=== Directions for this task ===
Please give the number of lines in the entries below that hold "content", with no other words.

=== Extracted data ===
****************

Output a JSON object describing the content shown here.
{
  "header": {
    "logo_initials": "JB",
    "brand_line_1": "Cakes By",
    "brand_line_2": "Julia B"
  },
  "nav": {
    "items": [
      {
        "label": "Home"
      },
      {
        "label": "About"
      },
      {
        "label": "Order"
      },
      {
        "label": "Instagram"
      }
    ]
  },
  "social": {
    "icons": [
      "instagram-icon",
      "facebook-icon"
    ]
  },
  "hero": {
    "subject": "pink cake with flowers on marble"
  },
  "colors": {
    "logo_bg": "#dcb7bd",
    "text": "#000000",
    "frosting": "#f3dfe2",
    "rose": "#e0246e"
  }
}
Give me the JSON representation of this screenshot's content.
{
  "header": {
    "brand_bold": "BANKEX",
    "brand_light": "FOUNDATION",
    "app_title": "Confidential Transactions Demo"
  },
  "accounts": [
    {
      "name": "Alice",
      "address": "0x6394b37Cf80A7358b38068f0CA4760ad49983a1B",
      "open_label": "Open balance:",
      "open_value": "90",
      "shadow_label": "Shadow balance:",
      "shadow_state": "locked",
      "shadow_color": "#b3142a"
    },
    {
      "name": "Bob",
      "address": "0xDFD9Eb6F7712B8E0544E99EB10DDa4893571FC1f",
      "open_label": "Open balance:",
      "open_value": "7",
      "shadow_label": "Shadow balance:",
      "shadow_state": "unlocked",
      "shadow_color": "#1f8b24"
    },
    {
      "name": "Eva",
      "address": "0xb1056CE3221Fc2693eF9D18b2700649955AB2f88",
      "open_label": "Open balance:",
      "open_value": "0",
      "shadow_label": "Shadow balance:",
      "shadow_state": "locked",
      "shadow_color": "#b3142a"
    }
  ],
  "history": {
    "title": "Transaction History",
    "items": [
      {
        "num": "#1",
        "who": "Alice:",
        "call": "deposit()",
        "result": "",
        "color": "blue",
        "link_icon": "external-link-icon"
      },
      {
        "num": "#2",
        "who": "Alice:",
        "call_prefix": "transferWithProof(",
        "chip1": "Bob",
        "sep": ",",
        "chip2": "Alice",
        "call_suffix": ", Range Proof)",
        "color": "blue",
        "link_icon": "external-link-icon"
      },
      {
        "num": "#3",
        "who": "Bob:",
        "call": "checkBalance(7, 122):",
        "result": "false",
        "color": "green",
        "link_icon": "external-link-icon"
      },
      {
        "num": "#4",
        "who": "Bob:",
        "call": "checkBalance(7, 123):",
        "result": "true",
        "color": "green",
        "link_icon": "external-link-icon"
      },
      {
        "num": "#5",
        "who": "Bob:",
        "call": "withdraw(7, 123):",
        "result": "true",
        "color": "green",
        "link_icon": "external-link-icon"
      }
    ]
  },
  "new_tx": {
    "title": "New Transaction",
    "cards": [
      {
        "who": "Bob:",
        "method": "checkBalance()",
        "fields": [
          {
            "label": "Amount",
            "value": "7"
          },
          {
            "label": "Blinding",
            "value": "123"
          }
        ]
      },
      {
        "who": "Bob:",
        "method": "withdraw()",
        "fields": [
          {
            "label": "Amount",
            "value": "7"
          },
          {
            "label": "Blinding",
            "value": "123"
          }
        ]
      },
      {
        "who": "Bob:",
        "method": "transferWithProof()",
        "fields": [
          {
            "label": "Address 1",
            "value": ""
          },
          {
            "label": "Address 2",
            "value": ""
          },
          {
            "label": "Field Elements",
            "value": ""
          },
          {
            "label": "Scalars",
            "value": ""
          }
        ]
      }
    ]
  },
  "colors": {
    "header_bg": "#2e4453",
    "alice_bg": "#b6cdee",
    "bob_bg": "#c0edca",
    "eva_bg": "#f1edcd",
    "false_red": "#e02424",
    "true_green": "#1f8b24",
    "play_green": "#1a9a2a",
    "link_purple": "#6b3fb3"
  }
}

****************

=== Response to the task ===
2